There are a lot of full-service document management or digital filing cabinet software and service offerings, with a wide range of price and functionality. One example that you may already have available is Microsoft SharePoint. In general, full-service solutions are more powerful and flexible than the simpler cloud storage services but may take longer to set up and learn. However, more efficient search and indexing capabilities can reduce the time it takes to find a specific document. Tags and other document metadata may be more flexible than a purely hierarchical organization, enabling one document to be referenced and located from multiple points of view. Integrated version control helps you effortlessly track changes or revert to an earlier document. More granular security, privacy, and access control functions keep student and staff information safe and improve regulatory compliance.
3. Automating electronic processes and electronic signatures
Utilizing workflow automation
The last step in digital document management is workflow automation, which can reduce or eliminate tedious and repetitive tasks, speed approvals and signature collection, improve collaboration, and boost productivity.
Collecting external signatures and responses
The clearest example of workflow automation for documents is gathering electronic signatures with Adobe Sign.
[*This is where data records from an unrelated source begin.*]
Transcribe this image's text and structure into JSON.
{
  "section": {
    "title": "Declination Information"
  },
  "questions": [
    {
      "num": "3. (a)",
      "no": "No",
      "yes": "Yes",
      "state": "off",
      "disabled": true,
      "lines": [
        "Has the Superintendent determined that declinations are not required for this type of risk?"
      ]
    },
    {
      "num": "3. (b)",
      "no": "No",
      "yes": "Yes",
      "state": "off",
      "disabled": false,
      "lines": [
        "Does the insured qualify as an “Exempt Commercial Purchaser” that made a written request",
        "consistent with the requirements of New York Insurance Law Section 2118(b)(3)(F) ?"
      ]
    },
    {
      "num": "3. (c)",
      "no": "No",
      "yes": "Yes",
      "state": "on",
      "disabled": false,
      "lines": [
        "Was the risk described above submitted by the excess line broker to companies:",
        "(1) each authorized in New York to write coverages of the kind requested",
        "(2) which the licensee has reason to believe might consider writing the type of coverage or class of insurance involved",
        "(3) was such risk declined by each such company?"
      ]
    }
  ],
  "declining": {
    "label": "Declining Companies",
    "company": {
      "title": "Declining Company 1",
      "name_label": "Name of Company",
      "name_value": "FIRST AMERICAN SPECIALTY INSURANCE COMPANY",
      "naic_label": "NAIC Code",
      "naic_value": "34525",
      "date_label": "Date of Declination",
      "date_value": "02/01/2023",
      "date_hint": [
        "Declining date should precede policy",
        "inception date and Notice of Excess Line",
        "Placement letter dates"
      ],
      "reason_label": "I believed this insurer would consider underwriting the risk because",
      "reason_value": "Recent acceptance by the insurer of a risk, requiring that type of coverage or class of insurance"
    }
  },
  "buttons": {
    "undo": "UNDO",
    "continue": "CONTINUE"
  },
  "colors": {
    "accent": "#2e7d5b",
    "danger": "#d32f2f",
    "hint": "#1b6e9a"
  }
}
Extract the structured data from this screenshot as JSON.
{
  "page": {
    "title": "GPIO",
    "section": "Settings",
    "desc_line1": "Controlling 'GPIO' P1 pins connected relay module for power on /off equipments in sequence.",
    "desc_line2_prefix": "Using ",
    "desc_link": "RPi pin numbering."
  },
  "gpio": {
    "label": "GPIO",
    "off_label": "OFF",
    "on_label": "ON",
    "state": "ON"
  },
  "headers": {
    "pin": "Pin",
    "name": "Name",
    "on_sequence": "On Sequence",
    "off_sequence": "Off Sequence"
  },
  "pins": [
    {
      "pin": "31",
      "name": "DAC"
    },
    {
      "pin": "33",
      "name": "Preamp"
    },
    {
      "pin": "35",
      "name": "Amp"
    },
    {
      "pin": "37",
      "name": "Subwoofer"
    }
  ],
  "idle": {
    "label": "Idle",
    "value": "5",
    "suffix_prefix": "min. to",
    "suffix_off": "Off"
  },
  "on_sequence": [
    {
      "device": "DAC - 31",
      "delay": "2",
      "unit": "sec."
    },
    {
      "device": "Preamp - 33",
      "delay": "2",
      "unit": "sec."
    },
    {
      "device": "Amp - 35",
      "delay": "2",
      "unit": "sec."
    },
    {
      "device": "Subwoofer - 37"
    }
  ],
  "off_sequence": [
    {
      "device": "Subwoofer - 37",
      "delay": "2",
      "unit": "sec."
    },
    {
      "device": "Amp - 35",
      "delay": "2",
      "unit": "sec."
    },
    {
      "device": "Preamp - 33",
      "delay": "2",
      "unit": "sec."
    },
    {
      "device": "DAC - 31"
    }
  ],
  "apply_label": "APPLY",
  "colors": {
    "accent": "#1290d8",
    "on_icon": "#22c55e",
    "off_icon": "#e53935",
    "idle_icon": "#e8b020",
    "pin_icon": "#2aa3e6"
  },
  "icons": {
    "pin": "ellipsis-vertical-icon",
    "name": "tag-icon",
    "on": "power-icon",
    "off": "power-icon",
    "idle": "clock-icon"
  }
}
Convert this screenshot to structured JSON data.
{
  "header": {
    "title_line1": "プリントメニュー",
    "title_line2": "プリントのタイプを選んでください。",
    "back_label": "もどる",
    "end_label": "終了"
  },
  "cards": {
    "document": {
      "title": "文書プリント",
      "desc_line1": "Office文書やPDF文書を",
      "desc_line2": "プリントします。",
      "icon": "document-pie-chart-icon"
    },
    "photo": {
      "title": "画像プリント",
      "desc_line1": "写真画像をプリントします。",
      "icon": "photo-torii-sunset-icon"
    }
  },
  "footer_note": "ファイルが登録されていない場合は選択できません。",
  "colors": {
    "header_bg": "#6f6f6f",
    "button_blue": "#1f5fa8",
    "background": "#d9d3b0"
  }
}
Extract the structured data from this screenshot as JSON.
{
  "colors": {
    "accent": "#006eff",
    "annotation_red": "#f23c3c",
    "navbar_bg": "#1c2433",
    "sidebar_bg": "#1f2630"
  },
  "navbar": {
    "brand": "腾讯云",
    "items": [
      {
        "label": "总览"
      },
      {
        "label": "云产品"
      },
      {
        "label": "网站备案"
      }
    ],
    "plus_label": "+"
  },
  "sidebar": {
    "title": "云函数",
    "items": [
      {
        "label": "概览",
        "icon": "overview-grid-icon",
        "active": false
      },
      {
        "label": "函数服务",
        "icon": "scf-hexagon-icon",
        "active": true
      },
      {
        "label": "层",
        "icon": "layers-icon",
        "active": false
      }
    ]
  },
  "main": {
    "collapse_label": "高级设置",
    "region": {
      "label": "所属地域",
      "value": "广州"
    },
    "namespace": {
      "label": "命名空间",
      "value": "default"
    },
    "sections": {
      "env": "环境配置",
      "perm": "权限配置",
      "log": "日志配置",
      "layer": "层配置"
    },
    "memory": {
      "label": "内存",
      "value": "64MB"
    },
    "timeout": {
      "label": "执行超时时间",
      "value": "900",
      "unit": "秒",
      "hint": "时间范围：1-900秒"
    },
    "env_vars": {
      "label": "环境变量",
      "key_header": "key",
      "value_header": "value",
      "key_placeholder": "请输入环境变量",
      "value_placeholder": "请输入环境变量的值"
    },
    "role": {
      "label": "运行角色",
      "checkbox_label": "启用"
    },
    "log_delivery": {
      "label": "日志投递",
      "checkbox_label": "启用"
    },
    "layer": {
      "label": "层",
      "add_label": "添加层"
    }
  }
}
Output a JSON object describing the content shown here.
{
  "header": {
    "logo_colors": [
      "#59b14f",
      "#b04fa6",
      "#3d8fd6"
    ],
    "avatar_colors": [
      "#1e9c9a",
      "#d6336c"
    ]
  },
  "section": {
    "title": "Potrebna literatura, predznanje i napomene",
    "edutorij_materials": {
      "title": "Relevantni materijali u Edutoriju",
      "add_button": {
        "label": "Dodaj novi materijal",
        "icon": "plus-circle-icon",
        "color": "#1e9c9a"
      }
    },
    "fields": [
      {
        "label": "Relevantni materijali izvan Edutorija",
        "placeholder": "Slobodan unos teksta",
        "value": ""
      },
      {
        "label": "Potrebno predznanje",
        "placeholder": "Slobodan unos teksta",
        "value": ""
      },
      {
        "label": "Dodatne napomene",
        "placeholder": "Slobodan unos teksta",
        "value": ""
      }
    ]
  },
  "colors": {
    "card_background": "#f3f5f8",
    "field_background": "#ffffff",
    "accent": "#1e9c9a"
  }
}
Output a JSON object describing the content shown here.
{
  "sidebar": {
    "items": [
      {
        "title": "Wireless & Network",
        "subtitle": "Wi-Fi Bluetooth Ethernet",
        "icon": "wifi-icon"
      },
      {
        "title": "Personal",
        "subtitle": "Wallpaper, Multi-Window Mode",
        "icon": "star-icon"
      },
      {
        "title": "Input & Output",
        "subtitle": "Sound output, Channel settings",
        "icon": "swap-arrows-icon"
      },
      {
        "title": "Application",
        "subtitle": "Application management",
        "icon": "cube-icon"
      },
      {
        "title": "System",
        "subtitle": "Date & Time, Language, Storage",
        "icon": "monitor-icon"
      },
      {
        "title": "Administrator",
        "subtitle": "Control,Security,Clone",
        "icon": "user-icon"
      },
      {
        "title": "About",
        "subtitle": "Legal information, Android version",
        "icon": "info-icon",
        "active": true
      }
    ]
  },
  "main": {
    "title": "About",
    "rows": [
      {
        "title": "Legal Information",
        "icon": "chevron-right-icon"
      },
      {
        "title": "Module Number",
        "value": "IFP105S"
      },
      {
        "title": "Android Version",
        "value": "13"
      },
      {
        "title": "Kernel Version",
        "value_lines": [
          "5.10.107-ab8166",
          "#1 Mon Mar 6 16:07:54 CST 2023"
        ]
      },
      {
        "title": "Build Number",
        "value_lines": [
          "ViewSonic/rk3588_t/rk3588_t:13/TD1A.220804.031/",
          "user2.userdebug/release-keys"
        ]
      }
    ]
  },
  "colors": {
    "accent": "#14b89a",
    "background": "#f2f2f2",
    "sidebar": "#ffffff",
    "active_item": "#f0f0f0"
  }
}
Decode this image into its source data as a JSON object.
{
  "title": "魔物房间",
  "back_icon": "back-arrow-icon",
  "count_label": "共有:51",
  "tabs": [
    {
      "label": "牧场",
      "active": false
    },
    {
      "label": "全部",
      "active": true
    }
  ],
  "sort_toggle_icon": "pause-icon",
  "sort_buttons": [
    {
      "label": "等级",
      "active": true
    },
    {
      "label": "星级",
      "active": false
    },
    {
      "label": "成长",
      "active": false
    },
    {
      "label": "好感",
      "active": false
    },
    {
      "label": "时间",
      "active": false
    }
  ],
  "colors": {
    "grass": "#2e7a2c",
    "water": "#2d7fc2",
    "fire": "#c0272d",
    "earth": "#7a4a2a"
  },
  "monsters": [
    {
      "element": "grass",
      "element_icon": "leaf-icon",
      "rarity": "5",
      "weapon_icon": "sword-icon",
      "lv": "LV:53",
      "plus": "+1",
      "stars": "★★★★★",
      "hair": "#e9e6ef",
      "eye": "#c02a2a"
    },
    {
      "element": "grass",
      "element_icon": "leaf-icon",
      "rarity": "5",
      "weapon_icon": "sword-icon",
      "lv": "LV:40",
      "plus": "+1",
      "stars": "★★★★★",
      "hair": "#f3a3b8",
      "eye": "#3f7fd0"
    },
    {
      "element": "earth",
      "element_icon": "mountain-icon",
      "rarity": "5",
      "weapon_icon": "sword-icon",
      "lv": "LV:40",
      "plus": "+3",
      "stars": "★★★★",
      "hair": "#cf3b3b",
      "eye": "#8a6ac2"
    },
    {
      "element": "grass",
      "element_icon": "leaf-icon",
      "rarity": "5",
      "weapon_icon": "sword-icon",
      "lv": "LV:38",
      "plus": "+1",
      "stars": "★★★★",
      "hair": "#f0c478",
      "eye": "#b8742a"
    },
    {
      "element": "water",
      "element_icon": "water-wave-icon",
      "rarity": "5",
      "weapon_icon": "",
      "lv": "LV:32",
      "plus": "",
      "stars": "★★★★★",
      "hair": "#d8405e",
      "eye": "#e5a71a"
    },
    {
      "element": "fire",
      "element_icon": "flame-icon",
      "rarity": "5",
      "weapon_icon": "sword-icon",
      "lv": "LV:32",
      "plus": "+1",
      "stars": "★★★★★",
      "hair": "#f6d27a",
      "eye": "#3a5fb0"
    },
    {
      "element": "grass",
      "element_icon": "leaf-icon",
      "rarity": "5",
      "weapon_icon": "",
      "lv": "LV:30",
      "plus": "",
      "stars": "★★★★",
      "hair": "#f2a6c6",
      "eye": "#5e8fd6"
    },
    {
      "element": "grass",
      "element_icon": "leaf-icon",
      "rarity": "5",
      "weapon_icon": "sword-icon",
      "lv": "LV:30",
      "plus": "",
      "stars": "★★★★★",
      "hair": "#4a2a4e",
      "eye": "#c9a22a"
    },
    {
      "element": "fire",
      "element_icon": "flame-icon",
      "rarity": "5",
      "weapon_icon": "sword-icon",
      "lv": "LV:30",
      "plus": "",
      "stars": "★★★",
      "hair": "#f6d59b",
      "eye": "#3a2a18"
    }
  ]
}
Teachers and administrators can quickly create a document such as a permission form, send it electronically, track the status, and get e-signatures, without touching any paper. Parents, students, and caregivers can digitally sign with a wide variety of devices, including most phones, tablets, and computers. And secured documents are safe on shared devices, such as library computers. Built-in security and privacy features, including advanced identity verification, protect student privacy and facilitate compliance with state and national regulations. Integration with a wide range of applications, including being the preferred e-signature solution across Microsoft’s application and service portfolio, means you can easily request signatures directly from your existing systems, saving up to 1.5 hours per signature1. Going beyond signatures, workflow automation can smooth the process for all kinds of student and school interactions, such as distributing quizzes and getting automated notification of responses.
Facilitating internal collaboration and approvals
Workflow automation is also a terrific way to simplify staff and admin tasks, such as benefits, contracts, procurement, billing, and virtually any type of form. When developing a form or document, staff can collaborate more easily with comments and edits right in the document. Built-in and customizable workflows automatically route documents to the appropriate next step in the process, and track status to find bottlenecks and redundancies. Digital forms also reduce errors with fillable forms, data entry and field validation rules, and automatic entry from completed forms into a spreadsheet or database. Most of the full-service digital filing options, such as Microsoft SharePoint, have a wide range of available workflow templates that schools can leverage, including ones specific to Adobe Acrobat and Adobe Sign. These workflow options, designed for people with little or no coding expertise, make it easy to introduce automation to the organization and get some quick wins in workload reduction and user satisfaction.
Go here for information on how Adobe can help your school with digital document management.